Here's Calvin Tompkins' 2010 piece for the New Yorker"Can Roger Federer Keep Winning?":

Some people are so enthralled by the way Roger Federer plays tennis that they can hardly bear to see him lose. I used to be ashamed of my own agonized cries and writhings, alone in front of the TV set at home, when he mishit a ball or sent a game-clinching overhead wide of the line. Then I found out that others had similar reactions. “I can’t watch when he’s losing,” a friend of mine confessed the other day, and then added, touchingly, “I go and clean the kitchen.”

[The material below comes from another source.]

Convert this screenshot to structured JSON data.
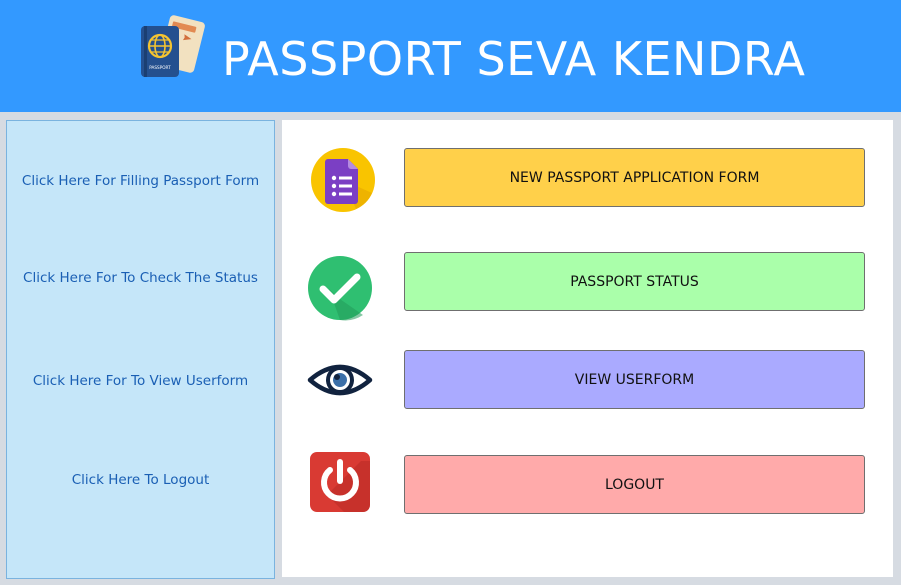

Two years ago, when Federer was twenty-six and struggling with mononucleosis and chronic back pain, there was much anxious talk about his decline. His archrival Rafael Nadal, who is five years younger, had demolished him in three sets at that year’s French Open, and then broken Federer’s run of five consecutive Wimbledon championships in a five-set thriller that is regularly cited as the greatest match ever played on Centre Court. Although Federer won the U.S. Open that September, as usual, Nadal beat him the following January in the finals of the 2009 Australian Open, and, in a public demonstration of the personal bond between them, offered an awkwardly consoling hug when the loser couldn’t hold back his tears after the match. Three months later, when Federer was losing to Novak Djokovic in Miami, he smashed his racquet—something that has rarely happened since his tempestuous career as a junior player. It looked like the end of the Federer era. But then, in a brilliant reversal, Federer won last year’s French Open, the only one of the four major, or grand-slam, titles he lacked (the others are Wimbledon, the U.S. Open, and the Australian Open), and went on to capture his sixth Wimbledon, breaking Pete Sampras’s record of fourteen majors. John McEnroe, Sampras, and other tennis deities joined the ecstatic chorus hailing Federer as the greatest player of all time, and he went on to win his sixteenth major, at the Australian Open, early this year, dominating Andy Murray in the finals. Federer, who doesn’t believe in false modesty, said later that in Australia he had “played some of the best tennis of my life.”

[Photo Credit: AFP]